A love of Italy (and some genetic roots) have kept my thoughts close to those affected by the earthquake this week. I’ve followed it on the radio and hadn’t seen images until I searched online; if you’re not saturated, here’s a poignant slideshow. http://www.msnbc.msn.com/id/30066973/displaymode/1247/
The nearest I’ve been to L’Aquila was a prosciutto pilgrimage to Norcia, an hour or two north through the rugged mountains. That 2001 three-week visit took us from Umbria through Emilia Romagna, and cemented my undying love and appreciation for the country, its people, and all things Italian.
It’s such a cliché. News flash! Middle-aged woman loves Italy. Whoa! No freaking way!
The transcendent, deceptively simple, micro-regional food. The rainbow of ochres embedded in weathered textures of tile and rock. The man-made treasures, by turns soaring and quietly pious, from the polished perfection of Ravenna’s mosaics to a seemingly endless treasure trove of worn frescoes. Gardens etched out of tiny plots of land, brimming with lemons and towering artichokes, temples of a different sort, and perhaps a more direct means of worship.
Italy: the home of my favorite meal, favorite church, favorite picnic, favorite ‘drinking beers standing on the sidewalk’ afternoon. Home to the waiter who changed into work-clothes between courses to serve us lunch…when the restaurant didn’t actually open til dinner. It all boils down to the warmth and generosity of the people—people who will communicate through any means necessary, and who, if I may make a sweeping generalization, seem to understand grace at a cellular level.
Compared to the tsunami or Katrina this earthquake is small potatoes. But this week, memories of just-caught cozze, frizzante mornings and spontaneous home-made lemoncello and grappa tastings are mingling with recollections of walking home to the Haight after the ’89 SF quake. Wading through a Union Square drenched in shattered glass, joining clusters around car radios, moving with the crowd of silent walkers spilling west, north and south from downtown, gathering breath before hustling under an overpass, cresting Buena Vista to see the smoke and fires pouring up from the Marina… But all I faced was an entry system that relied on electricity, a collapsed chimney across the street resting heavily on someone else’s car, a broken vase with rancid water. We spent our evening drinking on a friend’s stoop (vodka tonics, if I recall), shaken, freaked out by the pitch dark and thumping helicopters overhead, and sick for those in the Marina and under the collapsed concrete of the east bay. But we still had a place to sleep, to work, to live. Our shallow roots were undamaged.
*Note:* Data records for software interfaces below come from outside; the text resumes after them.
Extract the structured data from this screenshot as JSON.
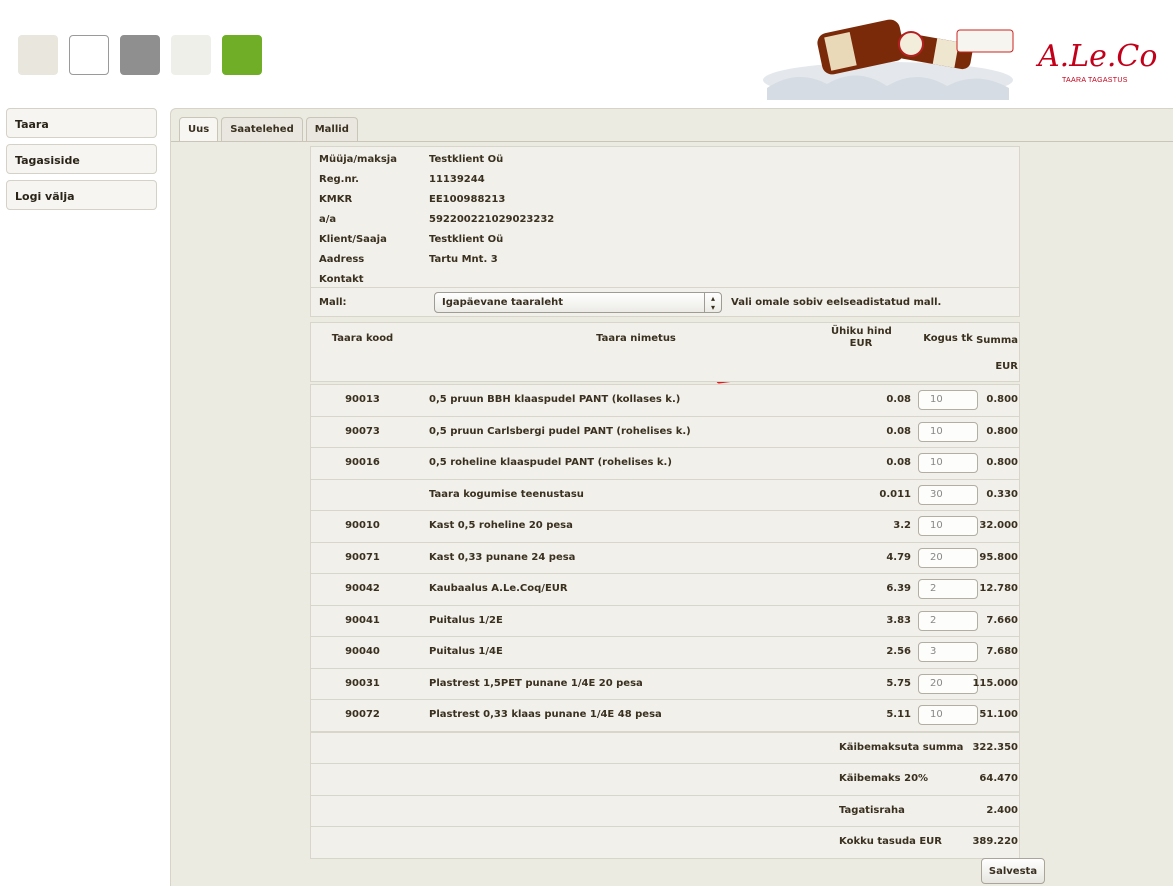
{
  "swatches": [
    "#e9e6dd",
    "#ffffff",
    "#8f8f8f",
    "#efefea",
    "#6fae26"
  ],
  "logo": {
    "script": "A.Le.Coq",
    "sub": "TAARA TAGASTUS"
  },
  "sidebar": {
    "items": [
      "Taara",
      "Tagasiside",
      "Logi välja"
    ]
  },
  "tabs": [
    "Uus",
    "Saatelehed",
    "Mallid"
  ],
  "info": [
    {
      "label": "Müüja/maksja",
      "value": "Testklient Oü"
    },
    {
      "label": "Reg.nr.",
      "value": "11139244"
    },
    {
      "label": "KMKR",
      "value": "EE100988213"
    },
    {
      "label": "a/a",
      "value": "592200221029023232"
    },
    {
      "label": "Klient/Saaja",
      "value": "Testklient Oü"
    },
    {
      "label": "Aadress",
      "value": "Tartu Mnt. 3"
    },
    {
      "label": "Kontakt",
      "value": ""
    }
  ],
  "mall": {
    "label": "Mall:",
    "selected": "Igapäevane taaraleht",
    "hint": "Vali omale sobiv eelseadistatud mall."
  },
  "table": {
    "headers": {
      "code": "Taara kood",
      "name": "Taara nimetus",
      "price1": "Ühiku hind",
      "price2": "EUR",
      "qty": "Kogus tk",
      "sum1": "Summa",
      "sum2": "EUR"
    },
    "rows": [
      {
        "code": "90013",
        "name": "0,5 pruun BBH klaaspudel PANT (kollases k.)",
        "price": "0.08",
        "qty": "10",
        "sum": "0.800"
      },
      {
        "code": "90073",
        "name": "0,5 pruun Carlsbergi pudel PANT (rohelises k.)",
        "price": "0.08",
        "qty": "10",
        "sum": "0.800"
      },
      {
        "code": "90016",
        "name": "0,5 roheline klaaspudel PANT (rohelises k.)",
        "price": "0.08",
        "qty": "10",
        "sum": "0.800"
      },
      {
        "code": "",
        "name": "Taara kogumise teenustasu",
        "price": "0.011",
        "qty": "30",
        "sum": "0.330"
      },
      {
        "code": "90010",
        "name": "Kast 0,5 roheline 20 pesa",
        "price": "3.2",
        "qty": "10",
        "sum": "32.000"
      },
      {
        "code": "90071",
        "name": "Kast 0,33 punane 24 pesa",
        "price": "4.79",
        "qty": "20",
        "sum": "95.800"
      },
      {
        "code": "90042",
        "name": "Kaubaalus A.Le.Coq/EUR",
        "price": "6.39",
        "qty": "2",
        "sum": "12.780"
      },
      {
        "code": "90041",
        "name": "Puitalus 1/2E",
        "price": "3.83",
        "qty": "2",
        "sum": "7.660"
      },
      {
        "code": "90040",
        "name": "Puitalus 1/4E",
        "price": "2.56",
        "qty": "3",
        "sum": "7.680"
      },
      {
        "code": "90031",
        "name": "Plastrest 1,5PET punane 1/4E 20 pesa",
        "price": "5.75",
        "qty": "20",
        "sum": "115.000"
      },
      {
        "code": "90072",
        "name": "Plastrest 0,33 klaas punane 1/4E 48 pesa",
        "price": "5.11",
        "qty": "10",
        "sum": "51.100"
      }
    ],
    "totals": [
      {
        "label": "Käibemaksuta summa",
        "value": "322.350"
      },
      {
        "label": "Käibemaks 20%",
        "value": "64.470"
      },
      {
        "label": "Tagatisraha",
        "value": "2.400"
      },
      {
        "label": "Kokku tasuda EUR",
        "value": "389.220"
      }
    ]
  },
  "save_label": "Salvesta"
}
Hearing today that a friend’s family is actually from L’Aquila cements my sorrow at what they must be suffering. Her relatives have been accounted for, so they’re “lucky”. But their homes are destroyed, their businesses gone, their town extinct…in 30 seconds…and this in a land where roots run generations deep.
I keep thinking that the act of caring enough can psychically absorb a piece of their shock and trauma. Stupid, really. But until something more useful comes to mind, I’ll pay homage thinking of unprepossessing Norcia with its squat, cement buildings, graceful and functional fountains, women in silk stockings taking their passeggiata with suited beaux of 40 years. Truffles and cured meats aside, this isn’t a spot on a tourist map, just a town where people work, eat, sleep, laugh, live and die. Perhaps a bit like L’Aquila.
by Billy Collins
How agreeable it is not to be touring Italy this summer,
wandering her cities and ascending her torrid hilltowns.
How much better to cruise these local, familiar streets,
fully grasping the meaning of every roadsign and billboard
and all the sudden hand gestures of my compatriots.
There are no abbeys here, no crumbling frescoes of famous
domes and there is no need to memorize a succession
of kings or tour the dripping corners of a dungeon.
No need to stand around a sarcophagus, see Napoleon’s
little bed on Elba, or view the bones of a saint under glass.
How much better to command the simple precinct of home
than be dwarfed by pillar, arch, and basilica.
Why hide my head in phrase books and wrinkled maps?
Why feed scenery into a hungry, one-eyes camera
eager to eat the world one monument at a time?
Instead of slouching in a café ignorant of the word for ice,
I will head down to the coffee shop and the waitress
known as Dot. I will slide into the flow of the morning
paper, all language barriers down,
rivers of idiom running freely, eggs over easy on the way.
And after breakfast, I will not have to find someone
willing to photograph me with my arm around the owner.
I will not puzzle over the bill or record in a journal
what I had to eat and how the sun came in the window.
It is enough to climb back into the car
as if it were the great car of English itself
and sounding my loud vernacular horn, speed off
down a road that will never lead to Rome, not even Bologna.
*I found this forgotten Billy Collins poem in my Italy notes as I was looking for a photo to include. It’s like Collins was on my trip, and in my head for weeks after our return.